Data excerpts
══════

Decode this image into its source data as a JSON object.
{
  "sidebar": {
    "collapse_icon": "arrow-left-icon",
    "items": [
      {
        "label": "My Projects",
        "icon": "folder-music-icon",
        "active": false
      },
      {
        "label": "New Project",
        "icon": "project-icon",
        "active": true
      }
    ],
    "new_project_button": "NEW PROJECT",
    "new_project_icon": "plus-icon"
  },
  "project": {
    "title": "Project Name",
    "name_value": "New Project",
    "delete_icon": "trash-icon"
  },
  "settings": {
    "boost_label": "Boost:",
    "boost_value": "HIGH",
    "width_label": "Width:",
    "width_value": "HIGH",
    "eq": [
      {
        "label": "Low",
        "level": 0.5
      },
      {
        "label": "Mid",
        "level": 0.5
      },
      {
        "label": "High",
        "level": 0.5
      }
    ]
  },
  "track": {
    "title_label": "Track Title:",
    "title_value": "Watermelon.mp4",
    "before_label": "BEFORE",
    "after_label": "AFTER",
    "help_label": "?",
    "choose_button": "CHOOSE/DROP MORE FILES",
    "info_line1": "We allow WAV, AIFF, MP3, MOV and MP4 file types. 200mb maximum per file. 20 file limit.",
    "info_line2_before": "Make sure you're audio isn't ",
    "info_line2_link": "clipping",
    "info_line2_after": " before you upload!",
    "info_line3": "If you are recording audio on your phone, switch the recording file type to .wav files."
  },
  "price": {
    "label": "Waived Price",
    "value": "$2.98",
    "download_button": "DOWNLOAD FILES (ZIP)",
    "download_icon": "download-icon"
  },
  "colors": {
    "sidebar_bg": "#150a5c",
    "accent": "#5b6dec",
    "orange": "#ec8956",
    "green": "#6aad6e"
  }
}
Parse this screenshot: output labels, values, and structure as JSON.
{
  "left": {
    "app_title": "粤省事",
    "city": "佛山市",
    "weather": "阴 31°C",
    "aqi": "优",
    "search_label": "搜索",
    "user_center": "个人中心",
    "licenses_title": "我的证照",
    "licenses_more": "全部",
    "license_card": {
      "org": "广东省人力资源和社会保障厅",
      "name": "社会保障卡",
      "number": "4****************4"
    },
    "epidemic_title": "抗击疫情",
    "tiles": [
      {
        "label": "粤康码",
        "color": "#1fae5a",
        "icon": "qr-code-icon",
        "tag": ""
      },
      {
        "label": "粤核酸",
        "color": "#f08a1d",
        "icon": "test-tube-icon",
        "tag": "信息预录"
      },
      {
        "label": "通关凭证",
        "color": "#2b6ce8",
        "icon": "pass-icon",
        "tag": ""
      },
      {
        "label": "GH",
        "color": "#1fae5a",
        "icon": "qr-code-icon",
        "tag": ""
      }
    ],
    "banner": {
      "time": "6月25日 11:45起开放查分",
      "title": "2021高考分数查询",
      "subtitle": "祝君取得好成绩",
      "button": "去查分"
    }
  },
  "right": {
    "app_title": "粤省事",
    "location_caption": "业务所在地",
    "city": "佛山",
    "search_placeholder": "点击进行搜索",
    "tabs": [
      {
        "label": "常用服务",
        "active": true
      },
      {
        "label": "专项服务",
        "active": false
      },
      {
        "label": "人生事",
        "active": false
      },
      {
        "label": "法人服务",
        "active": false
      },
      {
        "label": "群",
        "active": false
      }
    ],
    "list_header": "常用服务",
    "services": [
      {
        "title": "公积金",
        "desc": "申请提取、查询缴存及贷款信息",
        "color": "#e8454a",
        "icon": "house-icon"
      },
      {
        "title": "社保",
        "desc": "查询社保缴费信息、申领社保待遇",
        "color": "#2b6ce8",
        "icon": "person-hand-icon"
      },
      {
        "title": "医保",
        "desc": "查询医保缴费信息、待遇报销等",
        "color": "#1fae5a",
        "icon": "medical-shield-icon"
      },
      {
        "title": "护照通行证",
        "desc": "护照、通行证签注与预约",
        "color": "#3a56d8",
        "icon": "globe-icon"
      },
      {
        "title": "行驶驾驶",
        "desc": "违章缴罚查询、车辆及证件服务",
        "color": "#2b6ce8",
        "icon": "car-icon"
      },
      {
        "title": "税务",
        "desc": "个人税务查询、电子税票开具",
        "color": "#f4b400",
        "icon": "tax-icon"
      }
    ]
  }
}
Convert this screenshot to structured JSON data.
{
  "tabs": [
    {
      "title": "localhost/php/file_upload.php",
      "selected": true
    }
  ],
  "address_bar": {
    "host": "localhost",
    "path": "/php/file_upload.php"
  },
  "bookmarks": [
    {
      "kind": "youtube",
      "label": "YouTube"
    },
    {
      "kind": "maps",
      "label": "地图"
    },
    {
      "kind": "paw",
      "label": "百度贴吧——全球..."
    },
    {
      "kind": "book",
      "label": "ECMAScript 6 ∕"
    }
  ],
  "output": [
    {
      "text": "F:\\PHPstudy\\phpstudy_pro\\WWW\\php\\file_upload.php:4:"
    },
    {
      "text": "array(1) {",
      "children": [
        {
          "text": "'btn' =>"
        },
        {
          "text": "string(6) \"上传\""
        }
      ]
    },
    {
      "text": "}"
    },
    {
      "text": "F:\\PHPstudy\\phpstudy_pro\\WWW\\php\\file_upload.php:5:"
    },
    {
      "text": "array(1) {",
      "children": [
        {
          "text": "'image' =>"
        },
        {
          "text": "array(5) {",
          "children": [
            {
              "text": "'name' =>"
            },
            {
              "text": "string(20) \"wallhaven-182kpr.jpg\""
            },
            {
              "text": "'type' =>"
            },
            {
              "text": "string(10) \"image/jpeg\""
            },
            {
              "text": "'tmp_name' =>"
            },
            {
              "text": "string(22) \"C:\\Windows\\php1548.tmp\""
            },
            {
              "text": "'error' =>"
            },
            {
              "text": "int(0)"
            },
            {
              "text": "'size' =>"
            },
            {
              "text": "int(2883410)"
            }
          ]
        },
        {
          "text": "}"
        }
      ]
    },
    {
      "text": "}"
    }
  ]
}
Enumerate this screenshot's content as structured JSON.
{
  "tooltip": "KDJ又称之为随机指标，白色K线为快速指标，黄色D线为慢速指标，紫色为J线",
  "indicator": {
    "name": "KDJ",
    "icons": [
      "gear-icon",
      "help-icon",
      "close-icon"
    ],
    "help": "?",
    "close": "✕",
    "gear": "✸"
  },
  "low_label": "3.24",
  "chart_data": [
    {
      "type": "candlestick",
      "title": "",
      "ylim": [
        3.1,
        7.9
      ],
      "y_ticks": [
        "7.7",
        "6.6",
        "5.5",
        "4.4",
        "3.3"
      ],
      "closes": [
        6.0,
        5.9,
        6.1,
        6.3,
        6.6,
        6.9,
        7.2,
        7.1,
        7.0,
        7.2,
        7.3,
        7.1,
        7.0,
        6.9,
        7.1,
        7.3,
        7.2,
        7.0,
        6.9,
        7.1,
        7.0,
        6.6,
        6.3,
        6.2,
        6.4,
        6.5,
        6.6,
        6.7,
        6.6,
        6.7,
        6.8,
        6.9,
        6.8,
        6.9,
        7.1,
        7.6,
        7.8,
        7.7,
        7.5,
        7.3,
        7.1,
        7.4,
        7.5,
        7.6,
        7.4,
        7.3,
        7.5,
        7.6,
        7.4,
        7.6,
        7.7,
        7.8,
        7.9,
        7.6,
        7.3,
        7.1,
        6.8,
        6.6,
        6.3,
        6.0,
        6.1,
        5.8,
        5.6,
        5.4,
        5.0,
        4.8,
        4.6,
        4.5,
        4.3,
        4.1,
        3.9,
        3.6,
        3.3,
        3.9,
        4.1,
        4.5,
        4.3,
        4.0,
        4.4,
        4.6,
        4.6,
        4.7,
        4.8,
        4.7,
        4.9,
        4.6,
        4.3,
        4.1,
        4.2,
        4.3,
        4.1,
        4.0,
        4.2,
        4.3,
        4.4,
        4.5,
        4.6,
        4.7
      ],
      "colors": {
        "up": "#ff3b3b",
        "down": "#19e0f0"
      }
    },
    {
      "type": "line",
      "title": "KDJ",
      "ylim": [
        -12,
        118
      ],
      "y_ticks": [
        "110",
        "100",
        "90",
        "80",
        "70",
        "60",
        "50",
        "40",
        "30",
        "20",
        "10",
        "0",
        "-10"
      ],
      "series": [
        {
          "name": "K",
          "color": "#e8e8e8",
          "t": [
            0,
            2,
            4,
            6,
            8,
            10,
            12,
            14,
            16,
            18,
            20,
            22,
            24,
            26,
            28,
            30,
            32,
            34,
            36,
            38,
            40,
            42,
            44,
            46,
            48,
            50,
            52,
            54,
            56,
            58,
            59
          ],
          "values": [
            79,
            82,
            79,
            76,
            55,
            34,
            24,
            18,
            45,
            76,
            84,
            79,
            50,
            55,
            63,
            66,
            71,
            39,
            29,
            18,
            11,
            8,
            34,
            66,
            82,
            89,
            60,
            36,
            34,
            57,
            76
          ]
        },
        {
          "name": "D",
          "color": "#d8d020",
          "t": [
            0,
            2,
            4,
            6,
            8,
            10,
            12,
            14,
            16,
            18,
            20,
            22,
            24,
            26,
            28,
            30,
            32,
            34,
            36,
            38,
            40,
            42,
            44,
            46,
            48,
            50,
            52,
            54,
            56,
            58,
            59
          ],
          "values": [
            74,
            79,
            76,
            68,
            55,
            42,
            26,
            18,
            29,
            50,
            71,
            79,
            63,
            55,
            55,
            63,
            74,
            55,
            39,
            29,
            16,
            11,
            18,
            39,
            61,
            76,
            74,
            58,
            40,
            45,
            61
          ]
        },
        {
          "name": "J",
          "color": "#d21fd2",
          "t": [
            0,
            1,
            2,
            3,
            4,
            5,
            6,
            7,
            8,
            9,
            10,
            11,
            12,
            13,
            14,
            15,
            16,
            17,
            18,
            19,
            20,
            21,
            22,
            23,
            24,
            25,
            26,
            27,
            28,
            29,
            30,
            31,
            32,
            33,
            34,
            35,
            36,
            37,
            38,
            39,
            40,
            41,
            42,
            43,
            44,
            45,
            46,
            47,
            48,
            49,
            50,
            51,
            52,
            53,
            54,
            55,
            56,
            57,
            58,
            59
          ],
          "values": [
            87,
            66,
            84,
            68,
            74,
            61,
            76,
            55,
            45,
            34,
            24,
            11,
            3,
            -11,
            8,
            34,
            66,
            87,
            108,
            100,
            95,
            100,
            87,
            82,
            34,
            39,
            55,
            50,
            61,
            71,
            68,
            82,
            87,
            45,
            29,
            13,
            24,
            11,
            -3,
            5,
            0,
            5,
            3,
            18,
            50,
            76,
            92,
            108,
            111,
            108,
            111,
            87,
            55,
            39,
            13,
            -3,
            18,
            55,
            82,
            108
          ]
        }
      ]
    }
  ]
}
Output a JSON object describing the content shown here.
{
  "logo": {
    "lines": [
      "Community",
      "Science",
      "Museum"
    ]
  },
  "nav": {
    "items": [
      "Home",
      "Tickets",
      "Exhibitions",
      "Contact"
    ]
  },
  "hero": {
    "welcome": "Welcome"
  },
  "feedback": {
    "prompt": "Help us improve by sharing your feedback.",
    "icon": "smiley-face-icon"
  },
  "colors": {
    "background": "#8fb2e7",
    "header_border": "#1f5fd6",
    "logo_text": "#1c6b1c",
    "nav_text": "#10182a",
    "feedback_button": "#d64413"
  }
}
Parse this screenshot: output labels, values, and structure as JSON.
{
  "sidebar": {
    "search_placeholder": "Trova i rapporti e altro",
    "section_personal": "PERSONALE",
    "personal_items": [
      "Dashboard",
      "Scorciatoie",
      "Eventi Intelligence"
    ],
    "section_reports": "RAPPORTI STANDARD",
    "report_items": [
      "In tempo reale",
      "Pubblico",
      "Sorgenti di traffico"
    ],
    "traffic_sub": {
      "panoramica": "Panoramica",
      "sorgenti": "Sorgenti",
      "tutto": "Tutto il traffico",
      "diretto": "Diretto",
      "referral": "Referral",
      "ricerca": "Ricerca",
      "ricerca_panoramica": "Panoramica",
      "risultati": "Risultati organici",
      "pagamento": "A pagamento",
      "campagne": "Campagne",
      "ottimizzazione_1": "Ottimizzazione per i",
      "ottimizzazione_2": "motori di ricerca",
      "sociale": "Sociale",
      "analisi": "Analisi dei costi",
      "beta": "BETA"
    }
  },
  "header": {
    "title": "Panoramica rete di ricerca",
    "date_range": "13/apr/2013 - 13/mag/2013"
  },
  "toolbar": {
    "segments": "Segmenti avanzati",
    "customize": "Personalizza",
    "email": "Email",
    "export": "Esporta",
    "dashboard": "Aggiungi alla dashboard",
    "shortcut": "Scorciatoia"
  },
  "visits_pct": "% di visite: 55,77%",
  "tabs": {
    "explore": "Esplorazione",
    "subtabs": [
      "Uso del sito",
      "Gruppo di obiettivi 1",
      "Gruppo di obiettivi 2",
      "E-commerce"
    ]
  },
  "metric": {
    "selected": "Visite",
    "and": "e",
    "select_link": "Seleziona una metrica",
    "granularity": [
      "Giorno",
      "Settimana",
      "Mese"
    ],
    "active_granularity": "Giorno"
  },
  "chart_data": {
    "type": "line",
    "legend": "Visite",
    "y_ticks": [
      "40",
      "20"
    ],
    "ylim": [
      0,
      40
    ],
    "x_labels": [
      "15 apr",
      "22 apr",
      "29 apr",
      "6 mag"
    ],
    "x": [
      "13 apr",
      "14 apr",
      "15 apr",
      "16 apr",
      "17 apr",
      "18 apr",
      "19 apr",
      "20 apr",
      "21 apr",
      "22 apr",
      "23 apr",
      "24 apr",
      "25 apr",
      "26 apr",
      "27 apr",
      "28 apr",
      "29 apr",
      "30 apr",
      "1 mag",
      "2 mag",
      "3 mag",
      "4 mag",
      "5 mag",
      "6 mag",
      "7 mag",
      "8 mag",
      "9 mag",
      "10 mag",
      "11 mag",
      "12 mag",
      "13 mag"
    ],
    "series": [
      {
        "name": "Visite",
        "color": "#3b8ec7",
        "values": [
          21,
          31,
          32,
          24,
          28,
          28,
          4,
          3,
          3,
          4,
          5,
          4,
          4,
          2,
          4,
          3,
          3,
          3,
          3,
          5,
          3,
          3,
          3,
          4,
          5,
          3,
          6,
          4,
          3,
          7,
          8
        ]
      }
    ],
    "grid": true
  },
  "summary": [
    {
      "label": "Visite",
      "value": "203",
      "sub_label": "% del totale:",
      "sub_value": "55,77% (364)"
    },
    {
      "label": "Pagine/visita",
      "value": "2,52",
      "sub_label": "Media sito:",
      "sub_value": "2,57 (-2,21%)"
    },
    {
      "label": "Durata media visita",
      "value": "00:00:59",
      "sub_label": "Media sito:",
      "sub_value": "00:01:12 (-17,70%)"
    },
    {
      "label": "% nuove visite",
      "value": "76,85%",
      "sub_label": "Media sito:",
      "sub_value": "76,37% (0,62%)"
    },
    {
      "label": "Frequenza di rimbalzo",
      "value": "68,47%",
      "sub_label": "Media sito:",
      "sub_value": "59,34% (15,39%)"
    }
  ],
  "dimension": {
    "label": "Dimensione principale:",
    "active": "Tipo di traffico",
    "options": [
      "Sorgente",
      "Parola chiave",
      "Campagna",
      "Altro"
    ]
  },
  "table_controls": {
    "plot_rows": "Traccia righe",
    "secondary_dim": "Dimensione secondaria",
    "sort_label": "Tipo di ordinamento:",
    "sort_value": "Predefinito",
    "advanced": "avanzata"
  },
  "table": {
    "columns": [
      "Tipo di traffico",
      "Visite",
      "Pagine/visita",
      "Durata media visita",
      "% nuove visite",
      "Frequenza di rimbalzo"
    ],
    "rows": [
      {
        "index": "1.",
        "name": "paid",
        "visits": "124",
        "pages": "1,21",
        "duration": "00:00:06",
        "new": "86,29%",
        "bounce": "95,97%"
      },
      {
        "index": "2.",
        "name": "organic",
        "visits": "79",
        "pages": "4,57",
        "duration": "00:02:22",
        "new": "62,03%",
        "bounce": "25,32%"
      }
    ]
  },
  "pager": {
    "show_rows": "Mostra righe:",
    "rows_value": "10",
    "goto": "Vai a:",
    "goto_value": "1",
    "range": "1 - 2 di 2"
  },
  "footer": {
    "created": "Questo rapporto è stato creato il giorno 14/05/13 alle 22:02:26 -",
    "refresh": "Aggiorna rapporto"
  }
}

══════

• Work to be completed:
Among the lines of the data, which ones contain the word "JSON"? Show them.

• Written reply:
Decode this image into its source data as a JSON object.
Parse this screenshot: output labels, values, and structure as JSON.
Convert this screenshot to structured JSON data.
Enumerate this screenshot's content as structured JSON.
Output a JSON object describing the content shown here.
Parse this screenshot: output labels, values, and structure as JSON.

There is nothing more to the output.